What to do >>
Select from the records below every line that has the word "Good" in it.
•••••
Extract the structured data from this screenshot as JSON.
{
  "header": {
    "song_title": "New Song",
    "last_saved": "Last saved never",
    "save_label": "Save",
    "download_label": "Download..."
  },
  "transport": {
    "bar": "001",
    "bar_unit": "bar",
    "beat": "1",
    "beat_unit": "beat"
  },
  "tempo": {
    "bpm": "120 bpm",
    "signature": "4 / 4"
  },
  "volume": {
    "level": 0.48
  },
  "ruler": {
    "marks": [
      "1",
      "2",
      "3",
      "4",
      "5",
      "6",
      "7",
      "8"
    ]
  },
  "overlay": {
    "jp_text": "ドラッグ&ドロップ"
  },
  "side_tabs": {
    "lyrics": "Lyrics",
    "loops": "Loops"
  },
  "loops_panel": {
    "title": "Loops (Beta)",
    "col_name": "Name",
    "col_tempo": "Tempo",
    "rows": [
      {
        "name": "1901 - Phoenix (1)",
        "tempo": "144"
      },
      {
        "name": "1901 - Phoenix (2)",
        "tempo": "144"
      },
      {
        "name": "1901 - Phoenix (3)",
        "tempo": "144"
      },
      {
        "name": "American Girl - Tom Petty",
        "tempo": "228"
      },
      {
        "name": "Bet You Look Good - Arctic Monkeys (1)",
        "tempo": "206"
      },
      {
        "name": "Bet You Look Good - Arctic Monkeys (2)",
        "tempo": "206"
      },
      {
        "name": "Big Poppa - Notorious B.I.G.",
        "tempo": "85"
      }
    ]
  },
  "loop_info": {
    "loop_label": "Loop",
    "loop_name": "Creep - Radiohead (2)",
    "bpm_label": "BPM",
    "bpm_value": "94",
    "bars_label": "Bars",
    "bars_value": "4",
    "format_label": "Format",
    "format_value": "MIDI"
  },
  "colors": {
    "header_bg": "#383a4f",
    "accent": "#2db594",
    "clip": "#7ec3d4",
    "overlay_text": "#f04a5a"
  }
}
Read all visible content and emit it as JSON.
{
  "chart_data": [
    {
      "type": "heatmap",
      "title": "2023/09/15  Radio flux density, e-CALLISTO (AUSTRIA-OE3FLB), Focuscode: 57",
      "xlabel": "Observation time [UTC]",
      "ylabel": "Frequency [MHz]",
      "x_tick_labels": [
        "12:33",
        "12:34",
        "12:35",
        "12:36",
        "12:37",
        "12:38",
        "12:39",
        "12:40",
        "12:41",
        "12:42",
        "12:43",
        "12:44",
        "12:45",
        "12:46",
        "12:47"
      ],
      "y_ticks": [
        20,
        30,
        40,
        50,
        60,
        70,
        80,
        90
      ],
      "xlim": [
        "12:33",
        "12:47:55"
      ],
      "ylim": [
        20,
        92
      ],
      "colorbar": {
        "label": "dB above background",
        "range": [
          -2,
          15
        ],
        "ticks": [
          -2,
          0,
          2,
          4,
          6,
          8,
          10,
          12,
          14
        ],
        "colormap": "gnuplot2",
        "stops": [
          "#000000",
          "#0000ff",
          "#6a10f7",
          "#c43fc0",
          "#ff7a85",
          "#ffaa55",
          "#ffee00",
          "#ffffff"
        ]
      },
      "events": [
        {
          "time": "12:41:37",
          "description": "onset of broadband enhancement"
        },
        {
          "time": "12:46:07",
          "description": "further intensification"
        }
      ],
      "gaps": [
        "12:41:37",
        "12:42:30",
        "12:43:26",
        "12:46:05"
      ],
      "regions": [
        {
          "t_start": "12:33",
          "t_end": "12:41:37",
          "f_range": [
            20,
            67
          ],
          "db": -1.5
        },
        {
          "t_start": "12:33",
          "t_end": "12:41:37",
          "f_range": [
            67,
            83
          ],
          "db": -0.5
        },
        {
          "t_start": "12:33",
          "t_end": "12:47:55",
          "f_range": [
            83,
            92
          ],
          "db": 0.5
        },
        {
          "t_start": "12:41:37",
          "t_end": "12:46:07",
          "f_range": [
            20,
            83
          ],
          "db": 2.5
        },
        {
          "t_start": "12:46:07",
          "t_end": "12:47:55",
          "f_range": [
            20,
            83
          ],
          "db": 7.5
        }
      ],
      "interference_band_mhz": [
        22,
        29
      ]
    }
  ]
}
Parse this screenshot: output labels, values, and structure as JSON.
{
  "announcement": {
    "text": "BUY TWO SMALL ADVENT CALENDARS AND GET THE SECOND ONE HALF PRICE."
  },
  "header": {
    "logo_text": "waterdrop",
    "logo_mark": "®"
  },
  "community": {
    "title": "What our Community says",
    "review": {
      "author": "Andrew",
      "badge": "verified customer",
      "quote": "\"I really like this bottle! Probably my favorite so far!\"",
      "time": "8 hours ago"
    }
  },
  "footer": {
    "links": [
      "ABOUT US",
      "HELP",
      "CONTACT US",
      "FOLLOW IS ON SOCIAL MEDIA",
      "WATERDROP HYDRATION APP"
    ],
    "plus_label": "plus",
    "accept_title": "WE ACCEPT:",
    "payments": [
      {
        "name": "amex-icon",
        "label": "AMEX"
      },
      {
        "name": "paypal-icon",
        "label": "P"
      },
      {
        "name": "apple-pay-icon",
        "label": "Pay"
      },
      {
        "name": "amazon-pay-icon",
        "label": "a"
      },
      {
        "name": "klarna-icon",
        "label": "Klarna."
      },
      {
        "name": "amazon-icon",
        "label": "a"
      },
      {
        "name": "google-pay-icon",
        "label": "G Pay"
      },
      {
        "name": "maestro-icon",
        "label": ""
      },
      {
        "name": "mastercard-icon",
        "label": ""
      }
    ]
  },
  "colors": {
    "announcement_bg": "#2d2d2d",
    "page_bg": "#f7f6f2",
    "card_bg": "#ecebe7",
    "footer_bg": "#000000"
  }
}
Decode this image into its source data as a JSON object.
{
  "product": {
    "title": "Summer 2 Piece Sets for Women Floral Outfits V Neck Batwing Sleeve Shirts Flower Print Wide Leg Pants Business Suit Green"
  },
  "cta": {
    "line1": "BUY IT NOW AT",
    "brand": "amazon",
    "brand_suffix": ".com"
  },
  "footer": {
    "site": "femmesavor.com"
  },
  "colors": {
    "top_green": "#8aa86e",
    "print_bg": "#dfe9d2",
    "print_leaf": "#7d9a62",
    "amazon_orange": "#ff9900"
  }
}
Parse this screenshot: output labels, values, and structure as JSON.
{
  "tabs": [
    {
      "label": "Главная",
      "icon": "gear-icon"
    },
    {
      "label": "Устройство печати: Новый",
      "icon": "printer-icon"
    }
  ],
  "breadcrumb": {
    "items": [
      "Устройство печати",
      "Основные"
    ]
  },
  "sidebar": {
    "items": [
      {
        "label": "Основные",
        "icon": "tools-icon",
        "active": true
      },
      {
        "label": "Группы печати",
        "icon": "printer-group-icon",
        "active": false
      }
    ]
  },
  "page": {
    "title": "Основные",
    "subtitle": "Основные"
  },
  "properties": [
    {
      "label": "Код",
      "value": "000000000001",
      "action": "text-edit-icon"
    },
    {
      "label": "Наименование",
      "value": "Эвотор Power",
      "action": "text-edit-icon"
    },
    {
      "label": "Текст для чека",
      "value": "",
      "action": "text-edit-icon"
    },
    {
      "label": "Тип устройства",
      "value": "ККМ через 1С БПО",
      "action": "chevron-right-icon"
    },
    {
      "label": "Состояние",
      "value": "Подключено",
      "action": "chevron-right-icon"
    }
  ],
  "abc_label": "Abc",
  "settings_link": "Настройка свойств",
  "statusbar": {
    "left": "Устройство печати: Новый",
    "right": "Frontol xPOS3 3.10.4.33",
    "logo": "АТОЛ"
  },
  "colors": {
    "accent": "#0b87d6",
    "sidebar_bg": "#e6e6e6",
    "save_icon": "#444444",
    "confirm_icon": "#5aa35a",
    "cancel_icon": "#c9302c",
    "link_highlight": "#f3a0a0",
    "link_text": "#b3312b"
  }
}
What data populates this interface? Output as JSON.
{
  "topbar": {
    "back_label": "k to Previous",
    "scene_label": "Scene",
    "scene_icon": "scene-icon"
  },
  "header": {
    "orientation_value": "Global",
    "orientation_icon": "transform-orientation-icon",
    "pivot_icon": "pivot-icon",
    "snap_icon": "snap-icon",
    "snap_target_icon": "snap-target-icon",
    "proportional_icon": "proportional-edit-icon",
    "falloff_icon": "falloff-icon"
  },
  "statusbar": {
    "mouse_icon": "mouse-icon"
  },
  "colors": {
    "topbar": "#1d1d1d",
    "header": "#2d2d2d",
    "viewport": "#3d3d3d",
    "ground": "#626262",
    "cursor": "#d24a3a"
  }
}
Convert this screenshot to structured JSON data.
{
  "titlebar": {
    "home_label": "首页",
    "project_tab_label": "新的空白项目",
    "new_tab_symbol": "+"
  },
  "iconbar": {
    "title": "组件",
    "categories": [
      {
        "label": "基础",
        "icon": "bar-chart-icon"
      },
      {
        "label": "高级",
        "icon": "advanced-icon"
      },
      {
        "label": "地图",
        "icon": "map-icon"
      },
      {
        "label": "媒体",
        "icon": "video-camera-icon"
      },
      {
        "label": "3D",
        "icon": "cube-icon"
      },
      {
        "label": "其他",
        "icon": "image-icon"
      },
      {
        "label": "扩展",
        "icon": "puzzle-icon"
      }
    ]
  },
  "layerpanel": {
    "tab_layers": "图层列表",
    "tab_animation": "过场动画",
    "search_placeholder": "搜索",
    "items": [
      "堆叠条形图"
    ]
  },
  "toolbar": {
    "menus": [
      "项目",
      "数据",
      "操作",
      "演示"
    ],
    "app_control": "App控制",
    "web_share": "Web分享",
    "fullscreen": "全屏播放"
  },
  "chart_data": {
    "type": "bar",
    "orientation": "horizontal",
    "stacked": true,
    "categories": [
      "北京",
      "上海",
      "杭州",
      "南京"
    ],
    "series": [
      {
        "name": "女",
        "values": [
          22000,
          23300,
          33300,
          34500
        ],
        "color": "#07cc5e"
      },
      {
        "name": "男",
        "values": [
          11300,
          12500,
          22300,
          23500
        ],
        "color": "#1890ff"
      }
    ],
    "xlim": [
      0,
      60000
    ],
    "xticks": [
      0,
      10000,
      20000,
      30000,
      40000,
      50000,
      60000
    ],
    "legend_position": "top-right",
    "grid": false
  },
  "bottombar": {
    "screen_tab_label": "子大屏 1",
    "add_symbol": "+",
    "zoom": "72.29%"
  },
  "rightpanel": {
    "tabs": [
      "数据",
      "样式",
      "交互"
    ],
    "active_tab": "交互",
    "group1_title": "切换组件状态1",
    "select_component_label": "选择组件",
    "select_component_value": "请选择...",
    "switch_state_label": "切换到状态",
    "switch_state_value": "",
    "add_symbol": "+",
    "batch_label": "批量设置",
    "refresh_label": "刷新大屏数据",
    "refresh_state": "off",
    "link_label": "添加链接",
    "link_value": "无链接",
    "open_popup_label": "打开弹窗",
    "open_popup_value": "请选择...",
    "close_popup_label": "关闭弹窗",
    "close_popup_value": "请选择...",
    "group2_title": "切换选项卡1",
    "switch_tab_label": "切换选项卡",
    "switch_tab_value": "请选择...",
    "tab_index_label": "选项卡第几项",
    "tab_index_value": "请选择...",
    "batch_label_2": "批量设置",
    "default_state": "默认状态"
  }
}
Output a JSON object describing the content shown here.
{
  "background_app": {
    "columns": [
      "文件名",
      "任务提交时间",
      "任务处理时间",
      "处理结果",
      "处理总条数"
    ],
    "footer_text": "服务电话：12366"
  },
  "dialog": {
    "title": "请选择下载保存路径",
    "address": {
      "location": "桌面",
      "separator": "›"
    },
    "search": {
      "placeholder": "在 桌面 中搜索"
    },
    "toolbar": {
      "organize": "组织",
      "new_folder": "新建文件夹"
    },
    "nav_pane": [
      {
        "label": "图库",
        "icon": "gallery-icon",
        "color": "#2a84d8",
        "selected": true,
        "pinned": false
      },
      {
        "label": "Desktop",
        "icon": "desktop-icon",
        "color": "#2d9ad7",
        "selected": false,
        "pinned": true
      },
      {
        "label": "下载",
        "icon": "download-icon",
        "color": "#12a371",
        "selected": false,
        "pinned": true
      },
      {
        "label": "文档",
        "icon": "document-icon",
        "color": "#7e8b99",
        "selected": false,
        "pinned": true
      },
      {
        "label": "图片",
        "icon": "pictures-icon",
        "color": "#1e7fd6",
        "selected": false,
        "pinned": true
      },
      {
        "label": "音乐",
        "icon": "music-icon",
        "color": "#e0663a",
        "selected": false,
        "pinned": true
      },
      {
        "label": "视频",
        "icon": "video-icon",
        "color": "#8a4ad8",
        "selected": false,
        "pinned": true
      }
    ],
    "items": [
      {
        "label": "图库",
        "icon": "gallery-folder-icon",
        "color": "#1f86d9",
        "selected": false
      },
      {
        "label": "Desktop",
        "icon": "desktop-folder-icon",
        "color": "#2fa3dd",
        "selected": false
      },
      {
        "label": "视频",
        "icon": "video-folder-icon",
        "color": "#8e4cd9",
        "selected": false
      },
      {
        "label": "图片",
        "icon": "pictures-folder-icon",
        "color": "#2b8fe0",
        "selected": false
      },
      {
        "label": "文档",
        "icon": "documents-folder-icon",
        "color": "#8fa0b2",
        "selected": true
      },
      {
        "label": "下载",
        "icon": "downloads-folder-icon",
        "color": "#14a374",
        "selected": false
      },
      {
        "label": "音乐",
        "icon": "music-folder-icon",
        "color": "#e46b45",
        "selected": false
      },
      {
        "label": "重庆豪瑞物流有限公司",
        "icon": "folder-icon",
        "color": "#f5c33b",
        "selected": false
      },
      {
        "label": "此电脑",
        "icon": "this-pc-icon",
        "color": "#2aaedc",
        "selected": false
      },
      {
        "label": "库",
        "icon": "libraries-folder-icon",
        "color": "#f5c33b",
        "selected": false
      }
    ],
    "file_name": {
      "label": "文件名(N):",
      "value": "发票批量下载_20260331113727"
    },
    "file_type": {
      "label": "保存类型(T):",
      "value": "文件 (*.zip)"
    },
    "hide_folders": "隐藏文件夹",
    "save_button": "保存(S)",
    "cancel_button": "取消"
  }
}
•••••
Task solution >>
        "name": "Bet You Look Good - Arctic Monkeys (1)",
        "name": "Bet You Look Good - Arctic Monkeys (2)",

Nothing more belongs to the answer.